July 01, 2014
Idle-reduction technologies are not always one-size-fits-all. NACFE's Idle Reduction Solution report helps fleets make better technology choices.
Idle reduction has to be among the most daunting challenges in trucking. It's habitual, it's sometimes necessary and it's terribly expensive. Fleets and owner-operators seeking workable and cost-effective solutions to idling have been stymied by a combination of barriers, including a lack of unbiased data about the true performance gains offered by these technologies.
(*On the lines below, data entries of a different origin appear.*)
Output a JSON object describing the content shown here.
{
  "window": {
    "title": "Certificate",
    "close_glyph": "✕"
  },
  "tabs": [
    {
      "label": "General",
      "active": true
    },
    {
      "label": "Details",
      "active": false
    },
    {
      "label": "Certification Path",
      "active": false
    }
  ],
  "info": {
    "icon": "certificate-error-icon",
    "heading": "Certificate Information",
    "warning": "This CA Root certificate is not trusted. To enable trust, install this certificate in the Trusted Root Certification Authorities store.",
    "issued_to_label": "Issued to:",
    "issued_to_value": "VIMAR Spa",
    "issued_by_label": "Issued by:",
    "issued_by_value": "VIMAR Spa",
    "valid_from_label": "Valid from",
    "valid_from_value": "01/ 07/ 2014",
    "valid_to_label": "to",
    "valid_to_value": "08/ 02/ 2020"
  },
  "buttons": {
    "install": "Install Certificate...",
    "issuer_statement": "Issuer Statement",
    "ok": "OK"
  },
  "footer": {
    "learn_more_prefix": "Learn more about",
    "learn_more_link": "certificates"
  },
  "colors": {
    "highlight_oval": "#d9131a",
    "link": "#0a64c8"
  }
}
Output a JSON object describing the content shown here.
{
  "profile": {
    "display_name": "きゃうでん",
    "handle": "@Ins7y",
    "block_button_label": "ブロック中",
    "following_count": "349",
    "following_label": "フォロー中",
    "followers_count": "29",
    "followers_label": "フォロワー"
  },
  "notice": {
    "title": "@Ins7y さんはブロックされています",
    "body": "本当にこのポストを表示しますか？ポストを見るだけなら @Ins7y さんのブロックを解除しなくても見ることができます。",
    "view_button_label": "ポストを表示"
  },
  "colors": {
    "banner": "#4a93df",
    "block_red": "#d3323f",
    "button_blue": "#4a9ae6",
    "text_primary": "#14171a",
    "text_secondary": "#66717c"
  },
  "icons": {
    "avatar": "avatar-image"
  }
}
The North American Council for Freight Efficiency has just published its third Confidence Report, 'Idle Reduction Solutions,' intended to help end users and manufacturers determine whether to adopt a specific technology or set of solutions. This one focuses on idle reduction solutions. It includes a best practices study and draws on interviews with large fleets and owner-operators that use the various solutions. It also boasts a calculation too to help operators of Class 8 over-the-road sleeper trucks determine which technology, or multiple technologies will offer the best payback in specific applications.
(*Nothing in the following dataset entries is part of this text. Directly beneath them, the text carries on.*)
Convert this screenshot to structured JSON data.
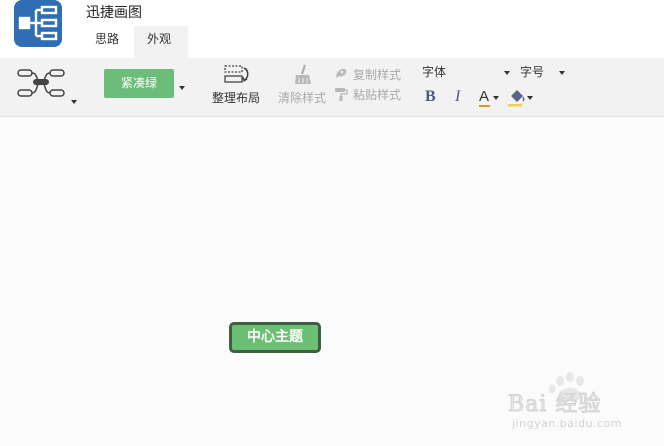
{
  "app": {
    "title": "迅捷画图",
    "brand_color": "#2f6db5",
    "icon": "mindmap-app-icon"
  },
  "tabs": [
    {
      "label": "思路",
      "active": false
    },
    {
      "label": "外观",
      "active": true
    }
  ],
  "toolbar": {
    "structure_icon": "mindmap-structure-icon",
    "theme": {
      "label": "紧凑绿",
      "color": "#6dbd7a"
    },
    "tidy_layout_label": "整理布局",
    "clear_style_label": "清除样式",
    "copy_style_label": "复制样式",
    "paste_style_label": "粘贴样式",
    "font": {
      "placeholder": "字体"
    },
    "font_size": {
      "placeholder": "字号"
    },
    "bold_label": "B",
    "italic_label": "I",
    "font_color_label": "A",
    "font_color_value": "#d79a1a",
    "fill_color_icon": "paint-bucket-icon"
  },
  "canvas": {
    "central_topic": {
      "label": "中心主题",
      "fill": "#6cbf73",
      "border": "#3f5f44"
    }
  },
  "watermark": {
    "text": "Bai 经验",
    "subtext": "jingyan.baidu.com"
  }
}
"This is a comprehensive, unbiased account on the solutions available to lower the cost of providing a comfortable sleeper environment for truckers," notes Mike Roeth, executive director of NACFE. "The study team conducted hundreds of interviews with end users, manufacturers, truck builders and others. 19 technologies are detailed, 5 common fleet strategies shared and nearly 40 suppliers specification sheets are included in an appendix."
The report looks at nine separate technology groups, broken down further into 19 separate solutions, and documents each solution's strengths and weaknesses. It also offers end-user perspectives and experiences, and tries to clarify some of the language used to describe the various solutions.
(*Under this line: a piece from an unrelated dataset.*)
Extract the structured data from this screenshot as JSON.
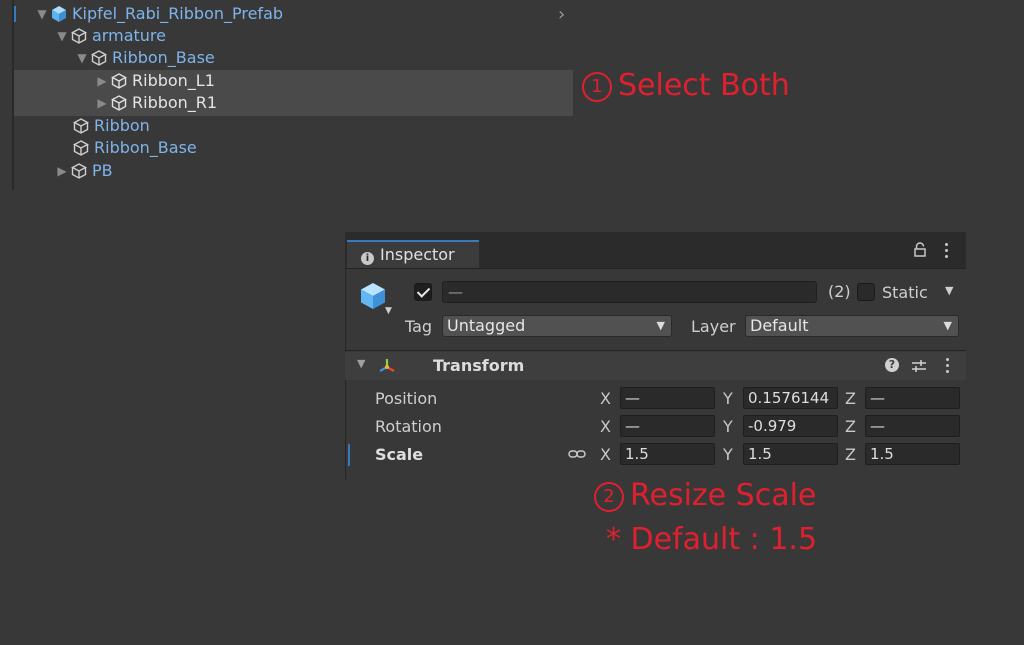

The Confidence Report also contains a tool for comparing different solutions, which Roeth says can be a substantial challenge given the many available options and considerations.
"The idea is to help fleet owners and operators choose the right technology for their specific operation," he says. "Some of the areas to consider in choosing the right technology fit for a fleet include the amount of time spent idling, the climate where the truck operates, the variability of routes traveled, whether the driver is always driving a particular truck or rotating and the amount of upfront capital the buyer has."
The report also includes a detailed list of manufacturers' specification sheets on many of the solutions along with links to useful tools such as payback calculators, regulatory items and newsletters that include grant opportunities for buyers.
The technologies considered in this report include:
1. Fuel-Operated Heaters, including; Fuel-Operated Air Heaters and Fuel-Operated Coolant Heaters
2. Auxiliary Power Units, including; Diesel APUs, Battery APUs and Thermal Storage Systems
3. Automatic Engine Start/Stop Systems
4. Vehicle Electrification, including; Inverters & Battery Chargers and Solar Energy Capture
5. Truck Stop Electrification
6. Off-board AC Power (also known as shore power)
7. Driver/Vehicle Behavior Controls, including Electronic Engine Idle Parameters, Driver Training and Driver Incentives
8. Additional Vehicle Systems, including Additional Cab Insulation, Light-Color Paint, Additional CPAP Battery and Ultracapacitor Starting Systems.
9. Sleeping Quarters, including Hotels and Dormitories.
The real benefit of this report is the heavy reliance on end-user experience. Manufacturer claims can rarely be relied up to proved a 100-percent accurate picture of the costs associated with a specific product. There's also the reality that while a product may suit one fleet and application perfectly, it may not suit another's. NACFE's Idle Reduction Confidence Report provides an unbiased look at the effectiveness of these technologies and a real-world look at how industry has taken advantage of their benefits and overcome their drawbacks.
"Eliminating idling entirely is an unrealistic demand for the industry today and one which fails to recognize the human needs of sleeper-cab drivers to maintain comfortable working conditions," the report suggests. "A key finding of the Confidence Report overall is that the opinions, preferences, and knowledge of drivers are crucial to both the decision to install an idle-reduction technology and to the successful implementation of the chosen technology."
NACFE's Other Confidence Reports
The North American Council for Freight Efficiency has published two other Confidence Reports, along with several Executive Reports on other fuel saving strategies and technologies.
This series includes Tire Pressure Systems (August 2013), 6x2 Axle Configurations (January 2014), and this latest report on Idle Reduction Solutions. Two more Confidence Reports are in the works, one on Automated Transmissions; the other on Driver Coaching Aids. See the links below for reports that are now available on the NACFE website.